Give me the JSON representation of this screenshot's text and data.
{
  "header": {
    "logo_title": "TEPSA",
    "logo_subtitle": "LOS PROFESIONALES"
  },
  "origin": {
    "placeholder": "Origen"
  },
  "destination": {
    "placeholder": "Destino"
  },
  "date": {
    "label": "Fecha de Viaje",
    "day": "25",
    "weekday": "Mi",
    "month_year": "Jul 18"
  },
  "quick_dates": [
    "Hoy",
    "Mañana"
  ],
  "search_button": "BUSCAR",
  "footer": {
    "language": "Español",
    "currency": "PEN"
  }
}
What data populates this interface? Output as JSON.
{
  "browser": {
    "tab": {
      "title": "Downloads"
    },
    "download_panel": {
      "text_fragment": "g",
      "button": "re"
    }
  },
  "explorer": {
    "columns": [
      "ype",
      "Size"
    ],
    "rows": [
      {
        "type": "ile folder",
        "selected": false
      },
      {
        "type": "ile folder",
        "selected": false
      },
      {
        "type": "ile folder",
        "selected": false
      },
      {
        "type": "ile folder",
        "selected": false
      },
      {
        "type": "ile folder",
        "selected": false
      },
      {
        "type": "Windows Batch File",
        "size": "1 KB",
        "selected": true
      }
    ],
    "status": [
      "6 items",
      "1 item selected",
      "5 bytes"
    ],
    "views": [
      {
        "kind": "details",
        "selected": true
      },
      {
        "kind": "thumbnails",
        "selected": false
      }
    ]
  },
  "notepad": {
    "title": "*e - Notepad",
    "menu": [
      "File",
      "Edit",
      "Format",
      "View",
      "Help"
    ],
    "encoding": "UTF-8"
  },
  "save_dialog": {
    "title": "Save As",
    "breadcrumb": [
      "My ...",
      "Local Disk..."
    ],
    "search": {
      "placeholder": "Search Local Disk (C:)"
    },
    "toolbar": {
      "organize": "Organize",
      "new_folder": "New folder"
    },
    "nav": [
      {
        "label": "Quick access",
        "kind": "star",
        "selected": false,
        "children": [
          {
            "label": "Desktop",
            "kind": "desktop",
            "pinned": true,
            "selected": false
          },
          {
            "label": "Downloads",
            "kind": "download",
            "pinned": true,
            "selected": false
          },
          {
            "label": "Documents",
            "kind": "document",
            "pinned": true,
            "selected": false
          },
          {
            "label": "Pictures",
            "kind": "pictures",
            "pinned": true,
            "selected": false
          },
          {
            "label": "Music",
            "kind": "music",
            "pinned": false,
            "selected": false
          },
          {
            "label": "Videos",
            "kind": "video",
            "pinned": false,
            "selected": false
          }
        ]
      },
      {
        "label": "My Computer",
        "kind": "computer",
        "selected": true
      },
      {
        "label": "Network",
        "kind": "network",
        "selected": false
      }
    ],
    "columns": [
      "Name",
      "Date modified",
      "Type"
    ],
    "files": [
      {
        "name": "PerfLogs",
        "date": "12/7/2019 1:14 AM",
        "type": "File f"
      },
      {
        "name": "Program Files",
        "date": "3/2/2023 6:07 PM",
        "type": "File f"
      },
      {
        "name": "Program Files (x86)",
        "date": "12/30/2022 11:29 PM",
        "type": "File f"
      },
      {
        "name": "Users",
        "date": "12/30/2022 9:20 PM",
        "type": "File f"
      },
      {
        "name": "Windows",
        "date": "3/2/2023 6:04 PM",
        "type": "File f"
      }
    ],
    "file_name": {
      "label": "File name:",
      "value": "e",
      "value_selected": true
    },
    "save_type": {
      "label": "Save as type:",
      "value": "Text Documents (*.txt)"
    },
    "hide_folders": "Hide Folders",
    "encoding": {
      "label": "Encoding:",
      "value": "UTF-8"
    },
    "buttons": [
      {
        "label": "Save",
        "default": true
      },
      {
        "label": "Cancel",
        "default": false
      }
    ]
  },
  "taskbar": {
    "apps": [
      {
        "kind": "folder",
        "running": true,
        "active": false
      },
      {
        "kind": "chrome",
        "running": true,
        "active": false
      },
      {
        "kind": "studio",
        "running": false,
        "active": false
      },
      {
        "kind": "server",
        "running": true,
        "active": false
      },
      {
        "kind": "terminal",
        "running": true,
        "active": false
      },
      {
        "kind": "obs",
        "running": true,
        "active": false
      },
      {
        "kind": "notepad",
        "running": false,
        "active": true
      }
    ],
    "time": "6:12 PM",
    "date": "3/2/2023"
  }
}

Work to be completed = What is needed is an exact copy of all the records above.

Answer space =
Give me the JSON representation of this screenshot's text and data.
{
  "header": {
    "logo_title": "TEPSA",
    "logo_subtitle": "LOS PROFESIONALES"
  },
  "origin": {
    "placeholder": "Origen"
  },
  "destination": {
    "placeholder": "Destino"
  },
  "date": {
    "label": "Fecha de Viaje",
    "day": "25",
    "weekday": "Mi",
    "month_year": "Jul 18"
  },
  "quick_dates": [
    "Hoy",
    "Mañana"
  ],
  "search_button": "BUSCAR",
  "footer": {
    "language": "Español",
    "currency": "PEN"
  }
}
What data populates this interface? Output as JSON.
{
  "browser": {
    "tab": {
      "title": "Downloads"
    },
    "download_panel": {
      "text_fragment": "g",
      "button": "re"
    }
  },
  "explorer": {
    "columns": [
      "ype",
      "Size"
    ],
    "rows": [
      {
        "type": "ile folder",
        "selected": false
      },
      {
        "type": "ile folder",
        "selected": false
      },
      {
        "type": "ile folder",
        "selected": false
      },
      {
        "type": "ile folder",
        "selected": false
      },
      {
        "type": "ile folder",
        "selected": false
      },
      {
        "type": "Windows Batch File",
        "size": "1 KB",
        "selected": true
      }
    ],
    "status": [
      "6 items",
      "1 item selected",
      "5 bytes"
    ],
    "views": [
      {
        "kind": "details",
        "selected": true
      },
      {
        "kind": "thumbnails",
        "selected": false
      }
    ]
  },
  "notepad": {
    "title": "*e - Notepad",
    "menu": [
      "File",
      "Edit",
      "Format",
      "View",
      "Help"
    ],
    "encoding": "UTF-8"
  },
  "save_dialog": {
    "title": "Save As",
    "breadcrumb": [
      "My ...",
      "Local Disk..."
    ],
    "search": {
      "placeholder": "Search Local Disk (C:)"
    },
    "toolbar": {
      "organize": "Organize",
      "new_folder": "New folder"
    },
    "nav": [
      {
        "label": "Quick access",
        "kind": "star",
        "selected": false,
        "children": [
          {
            "label": "Desktop",
            "kind": "desktop",
            "pinned": true,
            "selected": false
          },
          {
            "label": "Downloads",
            "kind": "download",
            "pinned": true,
            "selected": false
          },
          {
            "label": "Documents",
            "kind": "document",
            "pinned": true,
            "selected": false
          },
          {
            "label": "Pictures",
            "kind": "pictures",
            "pinned": true,
            "selected": false
          },
          {
            "label": "Music",
            "kind": "music",
            "pinned": false,
            "selected": false
          },
          {
            "label": "Videos",
            "kind": "video",
            "pinned": false,
            "selected": false
          }
        ]
      },
      {
        "label": "My Computer",
        "kind": "computer",
        "selected": true
      },
      {
        "label": "Network",
        "kind": "network",
        "selected": false
      }
    ],
    "columns": [
      "Name",
      "Date modified",
      "Type"
    ],
    "files": [
      {
        "name": "PerfLogs",
        "date": "12/7/2019 1:14 AM",
        "type": "File f"
      },
      {
        "name": "Program Files",
        "date": "3/2/2023 6:07 PM",
        "type": "File f"
      },
      {
        "name": "Program Files (x86)",
        "date": "12/30/2022 11:29 PM",
        "type": "File f"
      },
      {
        "name": "Users",
        "date": "12/30/2022 9:20 PM",
        "type": "File f"
      },
      {
        "name": "Windows",
        "date": "3/2/2023 6:04 PM",
        "type": "File f"
      }
    ],
    "file_name": {
      "label": "File name:",
      "value": "e",
      "value_selected": true
    },
    "save_type": {
      "label": "Save as type:",
      "value": "Text Documents (*.txt)"
    },
    "hide_folders": "Hide Folders",
    "encoding": {
      "label": "Encoding:",
      "value": "UTF-8"
    },
    "buttons": [
      {
        "label": "Save",
        "default": true
      },
      {
        "label": "Cancel",
        "default": false
      }
    ]
  },
  "taskbar": {
    "apps": [
      {
        "kind": "folder",
        "running": true,
        "active": false
      },
      {
        "kind": "chrome",
        "running": true,
        "active": false
      },
      {
        "kind": "studio",
        "running": false,
        "active": false
      },
      {
        "kind": "server",
        "running": true,
        "active": false
      },
      {
        "kind": "terminal",
        "running": true,
        "active": false
      },
      {
        "kind": "obs",
        "running": true,
        "active": false
      },
      {
        "kind": "notepad",
        "running": false,
        "active": true
      }
    ],
    "time": "6:12 PM",
    "date": "3/2/2023"
  }
}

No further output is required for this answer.